Ben Bilboul, managing partner at Karmarama, says start-ups need to have a 'burning sense of mission' to get their message across. 'If you look at IKEA in its early days, it wasn't just saying, "we sell cheap furniture"; it was about bringing democratic design to the masses.'
The past few years have produced a flurry of smaller FMCG brands targeting the premium end of the market. Bilboul puts this down to the 'Innocent effect'. He explains: 'Many entrepreneurs have seen small groups of people do very well out of selling a premium, high-margin product.'
Magnus Willis, founding partner at brand consultancy Sparkler, agrees. 'Big brands trying to behave like small ones will look like a granddad in a racy T-shirt,' he says. 'The reason it works for people like Innocent is that those values come from the heart of the brand.' While bigger rivals muscling in on creative strategies is a perennial problem for small brands, it shouldn't keep them awake at night, according to Will Chase, founder of Tyrrells. 'Even Walkers started running ads set in a potato field,' he says. 'But I've learned not to be jealous of the competition - the real challenge is in thinking up new ideas.'
Even in times of economic slowdown, there are advantages to being small. One is in meeting customers' needs in a more personal way than can be achieved by a big, faceless corporation. 'At times when clients have less money to spend, small businesses can really concentrate on getting the basics right and ensuring they deliver on their promises,' says Julian Thomas, client services director at brand consultancy The Liquid Way.
Others make the point that because SMEs are more flexible and fleet of foot, they can ride out an economic storm more easily. 'It's the bigger businesses with huge overheads that will run into trouble,' says Chase. 'Small businesses are like speedboats - they can turn around very quickly, and can afford to tighten their belts when things get tough.'
Case studay Tyrrells Potato Chips
When flooding struck the West of England in the summer of 2007, Tyrrells Potato Chips founder Will Chase made BBC headlines by highlighting the plight of potato farmers. The next day there was a flurry of hits on the brand's website.
It's a typical example of the provocative, PR-led strategy that has propelled the gourmet crisp-maker to an estimated brand value of £20m, exporting to 34 countries worldwide, in just six years. Chase, a Herefordshire potato farmer who decided to start making crisps when a big manufacturer rejected a batch of his produce, also made headlines last year by standing up to Tesco, which was stocking his crisps against his will and selling them at a discount in some stores. Tesco eventually backed down.

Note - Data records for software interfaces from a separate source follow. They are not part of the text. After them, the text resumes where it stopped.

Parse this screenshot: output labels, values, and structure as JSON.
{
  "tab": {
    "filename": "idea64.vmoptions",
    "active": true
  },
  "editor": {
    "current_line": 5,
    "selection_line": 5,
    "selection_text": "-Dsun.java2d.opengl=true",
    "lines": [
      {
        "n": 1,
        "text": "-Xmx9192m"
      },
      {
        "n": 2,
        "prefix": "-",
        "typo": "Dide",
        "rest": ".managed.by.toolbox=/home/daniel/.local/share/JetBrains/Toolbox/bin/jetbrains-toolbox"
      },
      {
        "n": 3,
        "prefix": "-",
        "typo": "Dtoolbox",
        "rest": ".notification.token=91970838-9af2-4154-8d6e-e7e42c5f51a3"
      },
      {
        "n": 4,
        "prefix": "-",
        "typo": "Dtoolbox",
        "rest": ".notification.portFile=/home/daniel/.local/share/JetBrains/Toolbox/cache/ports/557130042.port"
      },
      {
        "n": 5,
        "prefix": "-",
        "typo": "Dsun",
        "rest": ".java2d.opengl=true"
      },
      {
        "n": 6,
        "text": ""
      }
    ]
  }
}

As well as innovation in flavours and ingredients, such as vegetable and apple chips, Chase puts the brand's success down to word of mouth. The majority of its marketing spend has been on PR, with advertising limited to the upmarket foodie magazines. 'It's important for a brand to have a real story behind it - to stand out, you need to make it interesting for the media,' says Chase.
For 2008, the focus will be on another product innovation. Amid rumours of outside investors taking a stake in the business, the next project will be the launch of a potato-based vodka. Again, PR will be the main thrust of its marketing campaign, says Chase. 'We want to do for the spirits market what Tyrrells has done for the snacks market,' he explains.

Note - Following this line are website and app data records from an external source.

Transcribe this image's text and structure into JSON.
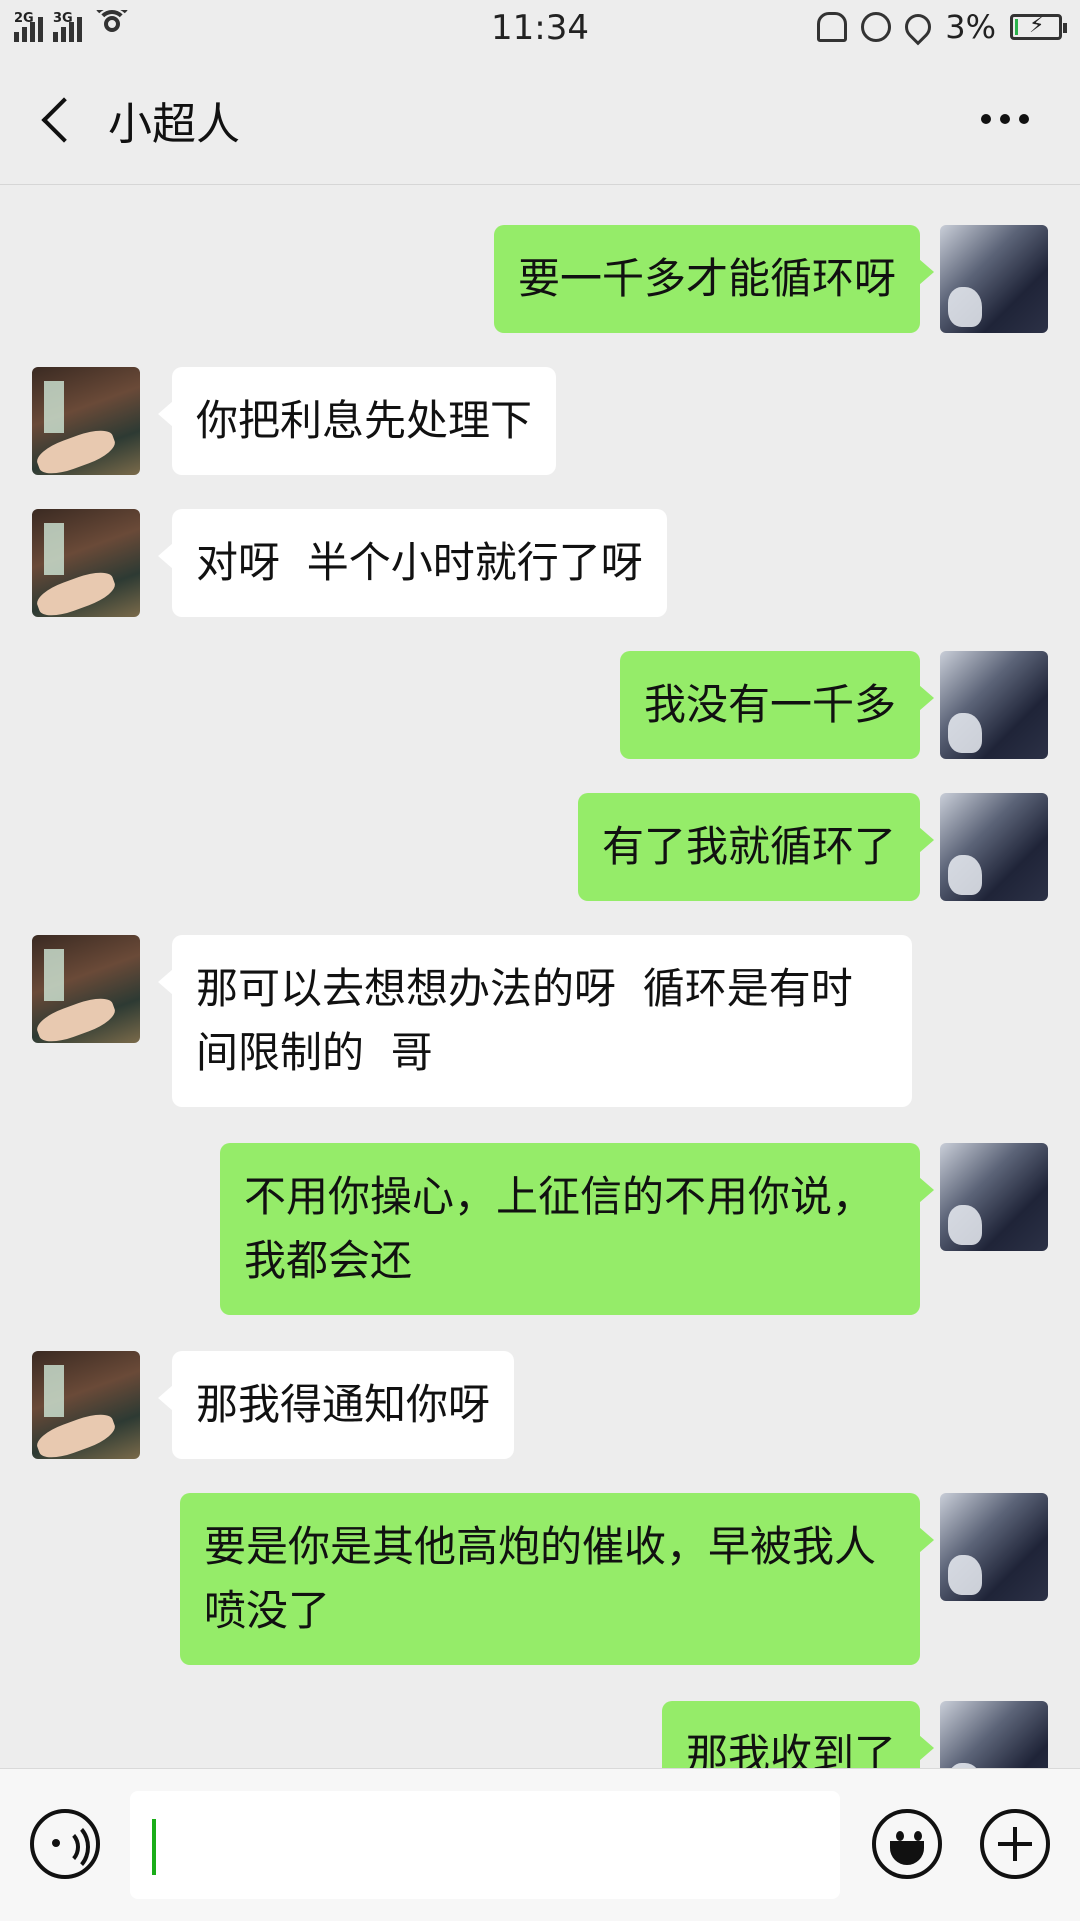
{
  "status_bar": {
    "network_1": "2G",
    "network_2": "3G",
    "time": "11:34",
    "battery_percent": "3%"
  },
  "header": {
    "title": "小超人",
    "back_icon": "chevron-left-icon",
    "more_icon": "more-dots-icon"
  },
  "messages": [
    {
      "side": "self",
      "text": "要一千多才能循环呀"
    },
    {
      "side": "other",
      "text": "你把利息先处理下"
    },
    {
      "side": "other",
      "text": "对呀  半个小时就行了呀"
    },
    {
      "side": "self",
      "text": "我没有一千多"
    },
    {
      "side": "self",
      "text": "有了我就循环了"
    },
    {
      "side": "other",
      "text": "那可以去想想办法的呀  循环是有时间限制的  哥"
    },
    {
      "side": "self",
      "text": "不用你操心，上征信的不用你说，我都会还"
    },
    {
      "side": "other",
      "text": "那我得通知你呀"
    },
    {
      "side": "self",
      "text": "要是你是其他高炮的催收，早被我人喷没了"
    },
    {
      "side": "self",
      "text": "那我收到了"
    }
  ],
  "input_bar": {
    "text_value": "",
    "voice_icon": "voice-icon",
    "emoji_icon": "emoji-icon",
    "plus_icon": "plus-icon"
  },
  "colors": {
    "self_bubble": "#95ec69",
    "other_bubble": "#ffffff",
    "background": "#ededed"
  }
}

Once a brand reaches a certain size, it has a decision to make. 'Do you stay small and exclusive or do you go out to the mass market?' asks Chase. 'If you are too slow, you lose the opportunity, but if you go too mainstream, you lose your original customers and get battered by the bigger companies at the same time. The challenge is to keep your brand clean and make it grow.'